Although according to the evidence the murder was premediated, Makaula had to consider the appropriateness of the trial court mentioning premeditation at sentencing for the first time, as it was not mentioned during conviction. Makaula noted that this is an ‘issue that seems to continue to perplex presiding officers in criminal trials where planning or premeditation is alleged by the State. The question arises: must a trial court determine whether the murder was planned or premeditated at conviction?’ He then considered that a ‘similar question arose in S v Taunyane. As in this case, the trial court failed to mention at the conviction stage that the accused was guilty of planned or premediated murder. It was only at the sentencing stage that mention was made. The full court found that such omission constituted a misdirection. Makaula determined that the trial court had ‘misdirected itself in pronouncing that the murder was premeditated only at the sentencing stage.’

He then noted that the appellants were not prejudiced by the trial court’s misdirection because there was compelling evidence pointing to premediated murder and they had been informed of the applicability of the minimum sentencing legislation on the basis of premeditated murder. Therefore, the SCA dismissed the appeal and in concluding, Makaula pronounced that ‘[j]ustice should not only be done or seen to be done to the accused, it has to be meted out to the victims and those affected by the actions of an accused, as well.’
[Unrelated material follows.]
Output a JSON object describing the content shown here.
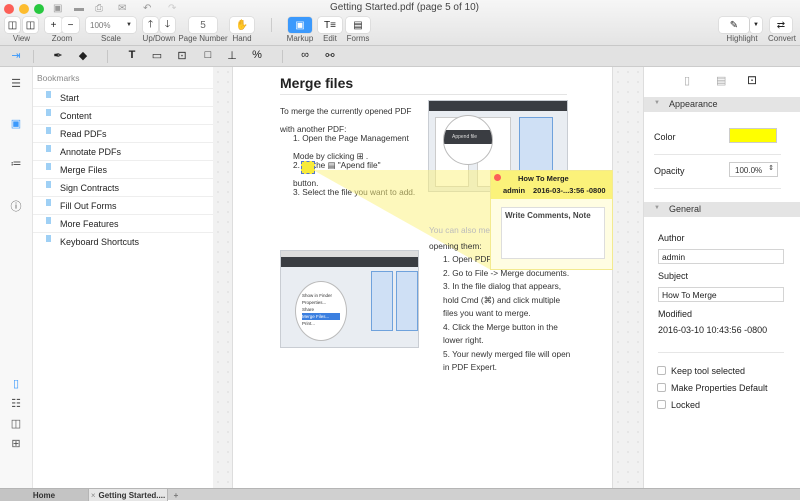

Makaula was a member of NADEL for twenty years, he was an instructor at the East London Law School for eleven years and was an examiner for the then Cape Law Society (now Legal Practice Council) for five years.
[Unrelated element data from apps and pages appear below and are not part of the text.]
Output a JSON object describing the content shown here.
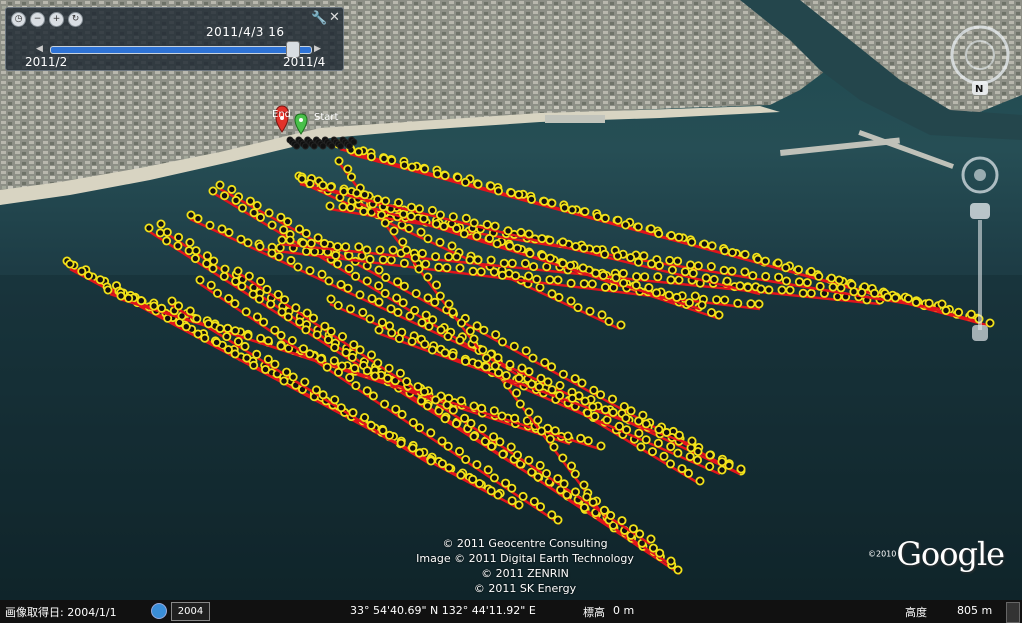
{
  "timeline": {
    "current_time": "2011/4/3 16",
    "start_label": "2011/2",
    "end_label": "2011/4",
    "position": 0.93
  },
  "markers": {
    "end_label": "End",
    "start_label": "Start"
  },
  "attribution": {
    "line1": "© 2011 Geocentre Consulting",
    "line2": "Image © 2011 Digital Earth Technology",
    "line3": "© 2011 ZENRIN",
    "line4": "© 2011 SK Energy"
  },
  "logo": {
    "copyright": "©2010",
    "text": "Google"
  },
  "status": {
    "imagery_date_label": "画像取得日: 2004/1/1",
    "year_button": "2004",
    "coordinates": "33° 54'40.69\" N 132° 44'11.92\" E",
    "elevation_label": "標高",
    "elevation_value": "0 m",
    "altitude_label": "高度",
    "altitude_value": "805 m"
  },
  "nav": {
    "north_label": "N"
  },
  "track_colors": {
    "line": "#e0141c",
    "point_ring": "#f2e21a",
    "point_fill": "#111111"
  }
}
October 2022 Interview

October 2022 JSC Interview of Judge Mandela Makaula for a position on the Supreme Court of Appeal. Judge Makaula’s application was unsuccessful.


April 2017 interview


April 2017 Interview Synopsis

Apartheid divisions are still evident, structurally and socio-economically, in the Eastern Cape, said Judge Mandela Makaula — and this was apparent in the resourcing of courts, access to justice and the lack of transformation of the legal fraternity in the province.

He said that courts in the former bantustans of Transkei and Ciskei had infrastructure problems and “case flow blockages” while those in the urban centres like Grahamstown and Port Elizabeth were better equipped and had better institutional processes, like accommodating witnesses overnight to ensure they appeared in court. “I don’t understand why this is not done in courts like Mthatha,” he said.

Makuala said that with the promulgation of the Superior Courts Act, there was a real danger that the high court in “Mthatha is going to run dry of cases” because litigants would rather file cases in places like Grahamstown. He said litigants were reticent to approach the high court in Mthatha because of issues that slowed the wheels of justice like a motion court roll that was not split and blockages which he attributed to slack stakeholders including the head of the Legal Aid Board, the commissioner of prisons and the director of public prosecutions in the city.

He expressed a determination to remind the Grahamstown Bar — where only ten of its 82 advocates were black, and of those, only three were women — that “transformation is key”. “We have to engage them in order to transform them,” he declared. He said there were only three black judges who had emerged from the Grahamstown seat of the division, as opposed to the many more from “the other side of the Kei” River.

The attributes that qualified him for the position was that he was “someone who unifies the division,” Makuala said.

Makuala had, in his own words, been “admonished” by the commission for the number of reserved judgments that were accumulating on his desk in previous interviews. He was hauled over the coals again for the same issue.

In defending a late delivery of a judgment in one matter, he described a personal family tragedy, where his son had run over and killed his grandson by accident, which left him in a state where “I couldn’t function.”